• **ACTIVITY**: The records follow. Count the lines holding "JSON" and give only the number.

Records drawn from a dataset:
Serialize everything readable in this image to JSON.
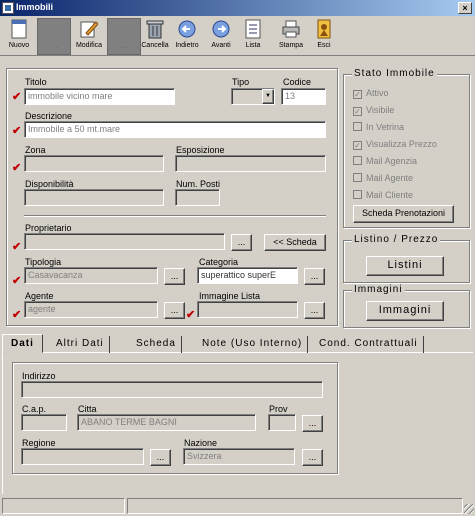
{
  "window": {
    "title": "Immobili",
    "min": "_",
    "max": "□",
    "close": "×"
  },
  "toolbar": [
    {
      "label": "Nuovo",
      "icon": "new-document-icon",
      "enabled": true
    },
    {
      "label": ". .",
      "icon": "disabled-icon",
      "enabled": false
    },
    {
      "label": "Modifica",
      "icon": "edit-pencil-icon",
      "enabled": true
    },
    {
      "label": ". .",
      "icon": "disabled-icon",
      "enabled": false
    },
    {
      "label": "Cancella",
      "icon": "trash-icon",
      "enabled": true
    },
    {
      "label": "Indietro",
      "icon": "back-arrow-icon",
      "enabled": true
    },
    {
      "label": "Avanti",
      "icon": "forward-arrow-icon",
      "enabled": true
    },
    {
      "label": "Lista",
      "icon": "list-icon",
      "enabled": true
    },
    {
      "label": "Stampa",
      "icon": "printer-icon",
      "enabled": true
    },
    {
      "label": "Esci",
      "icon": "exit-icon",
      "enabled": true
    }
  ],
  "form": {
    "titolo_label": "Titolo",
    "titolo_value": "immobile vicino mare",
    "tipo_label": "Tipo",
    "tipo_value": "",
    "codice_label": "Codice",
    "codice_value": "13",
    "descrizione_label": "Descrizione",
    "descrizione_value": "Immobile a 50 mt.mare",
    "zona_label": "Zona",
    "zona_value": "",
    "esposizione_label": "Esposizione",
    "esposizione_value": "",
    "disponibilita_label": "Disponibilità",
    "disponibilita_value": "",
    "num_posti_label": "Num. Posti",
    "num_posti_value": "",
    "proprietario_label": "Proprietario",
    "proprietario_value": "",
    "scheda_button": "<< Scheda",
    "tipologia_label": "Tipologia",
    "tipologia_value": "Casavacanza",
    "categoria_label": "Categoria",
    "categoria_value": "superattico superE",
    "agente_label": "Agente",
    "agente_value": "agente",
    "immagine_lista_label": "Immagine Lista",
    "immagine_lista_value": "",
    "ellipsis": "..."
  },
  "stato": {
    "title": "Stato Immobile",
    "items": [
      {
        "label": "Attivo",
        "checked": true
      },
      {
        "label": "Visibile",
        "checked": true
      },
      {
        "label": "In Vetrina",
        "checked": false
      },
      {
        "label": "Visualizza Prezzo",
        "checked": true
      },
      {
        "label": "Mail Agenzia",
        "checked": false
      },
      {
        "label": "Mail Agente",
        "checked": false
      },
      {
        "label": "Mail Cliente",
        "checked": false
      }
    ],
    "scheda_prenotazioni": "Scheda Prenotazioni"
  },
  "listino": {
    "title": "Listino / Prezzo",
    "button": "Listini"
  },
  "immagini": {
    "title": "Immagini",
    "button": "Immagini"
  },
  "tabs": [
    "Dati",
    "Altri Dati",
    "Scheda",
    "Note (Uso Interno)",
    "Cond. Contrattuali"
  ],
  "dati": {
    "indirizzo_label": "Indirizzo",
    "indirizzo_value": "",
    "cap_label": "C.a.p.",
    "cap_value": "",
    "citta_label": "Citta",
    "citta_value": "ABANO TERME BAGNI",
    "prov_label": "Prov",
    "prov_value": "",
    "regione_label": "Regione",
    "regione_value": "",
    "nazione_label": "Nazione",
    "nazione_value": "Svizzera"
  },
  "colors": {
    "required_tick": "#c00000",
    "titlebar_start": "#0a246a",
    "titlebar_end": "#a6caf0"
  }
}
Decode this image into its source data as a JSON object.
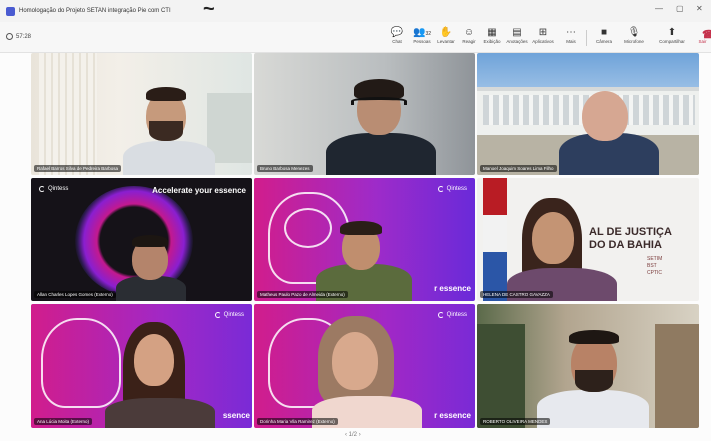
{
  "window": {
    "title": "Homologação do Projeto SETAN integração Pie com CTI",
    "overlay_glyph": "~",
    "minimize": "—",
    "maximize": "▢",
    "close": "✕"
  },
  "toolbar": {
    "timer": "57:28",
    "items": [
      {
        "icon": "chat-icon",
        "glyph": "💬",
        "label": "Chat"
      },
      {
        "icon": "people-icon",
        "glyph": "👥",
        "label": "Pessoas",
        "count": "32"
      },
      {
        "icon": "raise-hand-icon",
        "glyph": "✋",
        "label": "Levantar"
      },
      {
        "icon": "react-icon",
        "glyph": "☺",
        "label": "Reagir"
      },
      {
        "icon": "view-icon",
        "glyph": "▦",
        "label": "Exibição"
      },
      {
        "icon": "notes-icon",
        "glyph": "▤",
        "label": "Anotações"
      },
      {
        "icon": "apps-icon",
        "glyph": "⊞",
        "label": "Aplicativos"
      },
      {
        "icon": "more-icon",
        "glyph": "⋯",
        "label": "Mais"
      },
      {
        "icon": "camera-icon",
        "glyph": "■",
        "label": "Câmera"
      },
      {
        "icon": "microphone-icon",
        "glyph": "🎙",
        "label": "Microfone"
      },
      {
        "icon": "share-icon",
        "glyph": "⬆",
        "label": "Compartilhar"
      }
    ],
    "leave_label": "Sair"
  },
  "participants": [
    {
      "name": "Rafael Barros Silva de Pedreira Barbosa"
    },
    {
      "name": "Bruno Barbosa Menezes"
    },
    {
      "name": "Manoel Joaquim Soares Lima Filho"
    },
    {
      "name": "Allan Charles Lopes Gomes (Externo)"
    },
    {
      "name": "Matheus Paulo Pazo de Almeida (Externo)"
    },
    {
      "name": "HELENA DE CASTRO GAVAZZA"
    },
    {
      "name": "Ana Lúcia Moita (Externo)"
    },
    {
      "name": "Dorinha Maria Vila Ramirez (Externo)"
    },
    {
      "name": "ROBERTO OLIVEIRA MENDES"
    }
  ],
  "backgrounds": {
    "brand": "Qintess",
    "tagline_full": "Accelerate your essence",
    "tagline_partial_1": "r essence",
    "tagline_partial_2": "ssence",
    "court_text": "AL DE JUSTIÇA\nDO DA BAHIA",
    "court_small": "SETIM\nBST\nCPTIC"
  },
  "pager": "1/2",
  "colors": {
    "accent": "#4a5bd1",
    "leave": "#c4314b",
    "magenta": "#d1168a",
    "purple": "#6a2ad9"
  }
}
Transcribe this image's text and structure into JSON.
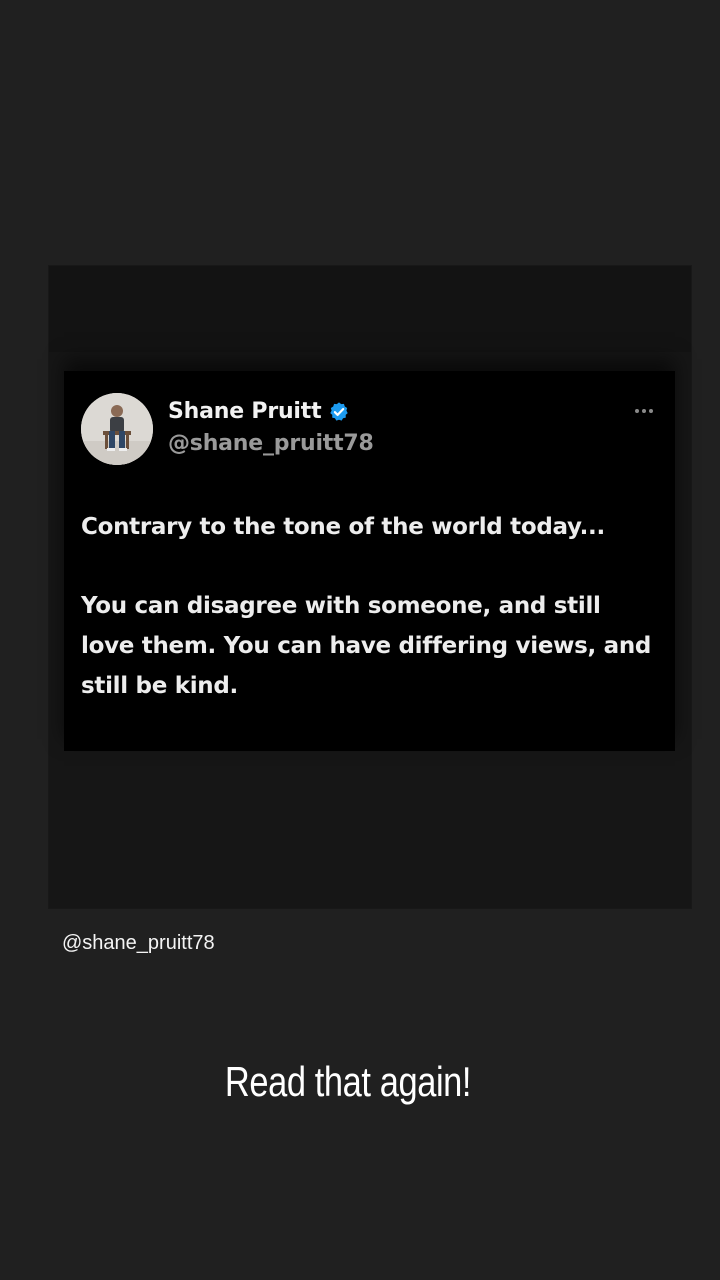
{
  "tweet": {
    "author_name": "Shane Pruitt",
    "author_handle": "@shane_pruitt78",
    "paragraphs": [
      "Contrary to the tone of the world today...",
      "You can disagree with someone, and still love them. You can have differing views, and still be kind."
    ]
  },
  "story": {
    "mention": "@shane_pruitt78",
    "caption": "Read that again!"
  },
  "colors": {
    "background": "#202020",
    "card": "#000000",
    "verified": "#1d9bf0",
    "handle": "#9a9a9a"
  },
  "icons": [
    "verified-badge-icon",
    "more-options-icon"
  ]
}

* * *

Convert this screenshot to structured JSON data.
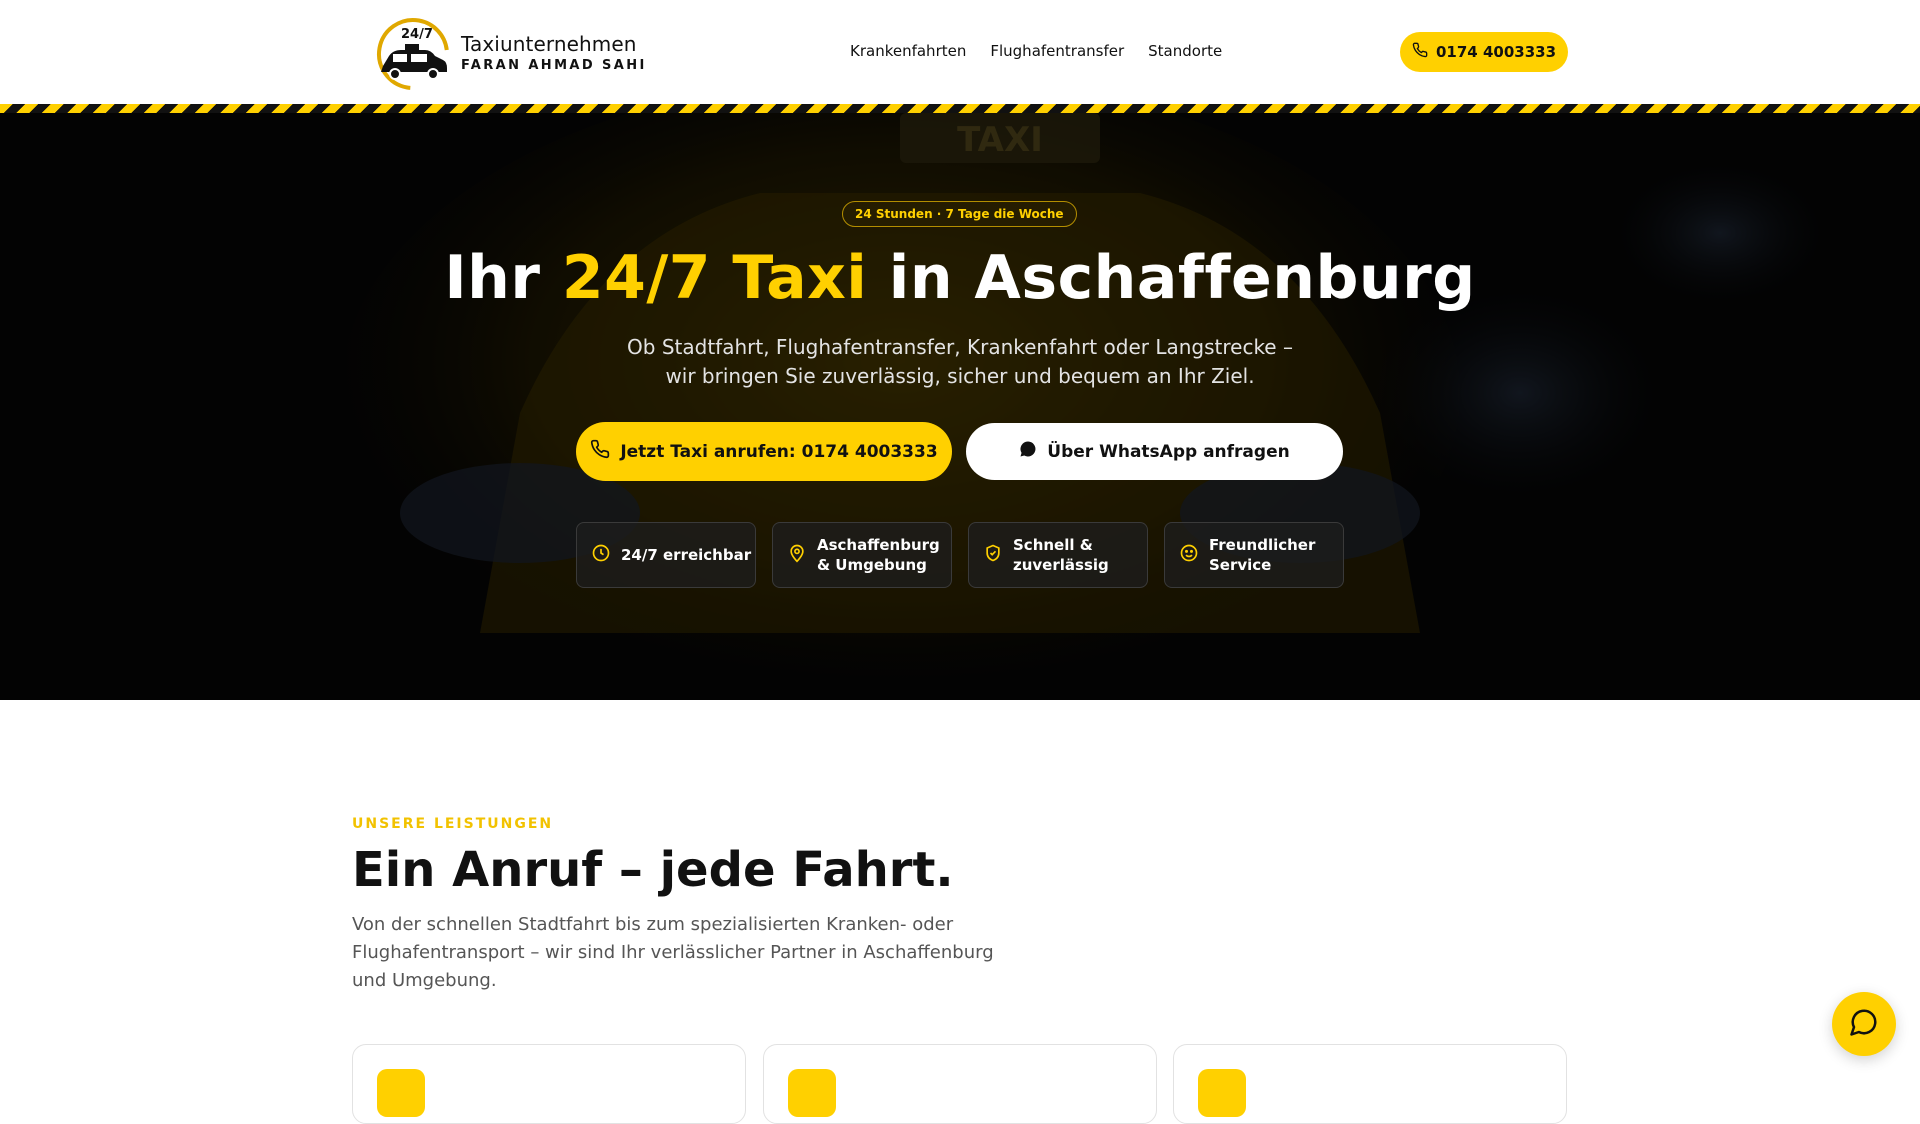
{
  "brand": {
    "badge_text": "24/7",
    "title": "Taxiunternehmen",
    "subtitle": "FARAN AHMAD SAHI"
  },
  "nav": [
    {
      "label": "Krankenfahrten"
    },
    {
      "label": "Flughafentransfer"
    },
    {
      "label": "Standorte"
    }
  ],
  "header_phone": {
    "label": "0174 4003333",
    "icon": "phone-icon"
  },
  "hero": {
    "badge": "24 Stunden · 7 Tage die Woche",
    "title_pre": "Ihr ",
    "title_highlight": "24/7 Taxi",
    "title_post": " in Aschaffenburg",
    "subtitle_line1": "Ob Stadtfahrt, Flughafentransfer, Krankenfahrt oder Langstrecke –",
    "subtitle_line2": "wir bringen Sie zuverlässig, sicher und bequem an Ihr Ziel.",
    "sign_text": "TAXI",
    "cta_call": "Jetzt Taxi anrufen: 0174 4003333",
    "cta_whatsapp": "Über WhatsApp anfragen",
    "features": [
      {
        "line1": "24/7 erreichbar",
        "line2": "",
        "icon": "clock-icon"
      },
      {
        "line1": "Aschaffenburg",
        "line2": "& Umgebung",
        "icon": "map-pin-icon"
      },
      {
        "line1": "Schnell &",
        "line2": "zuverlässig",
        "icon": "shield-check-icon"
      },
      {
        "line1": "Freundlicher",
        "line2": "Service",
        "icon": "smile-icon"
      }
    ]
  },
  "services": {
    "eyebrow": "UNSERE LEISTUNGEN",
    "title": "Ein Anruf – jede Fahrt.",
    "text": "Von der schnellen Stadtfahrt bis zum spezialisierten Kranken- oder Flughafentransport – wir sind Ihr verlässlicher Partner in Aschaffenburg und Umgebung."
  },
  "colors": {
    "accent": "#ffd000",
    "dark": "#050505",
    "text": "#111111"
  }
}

• **PROBLEM SOLUTION**: 4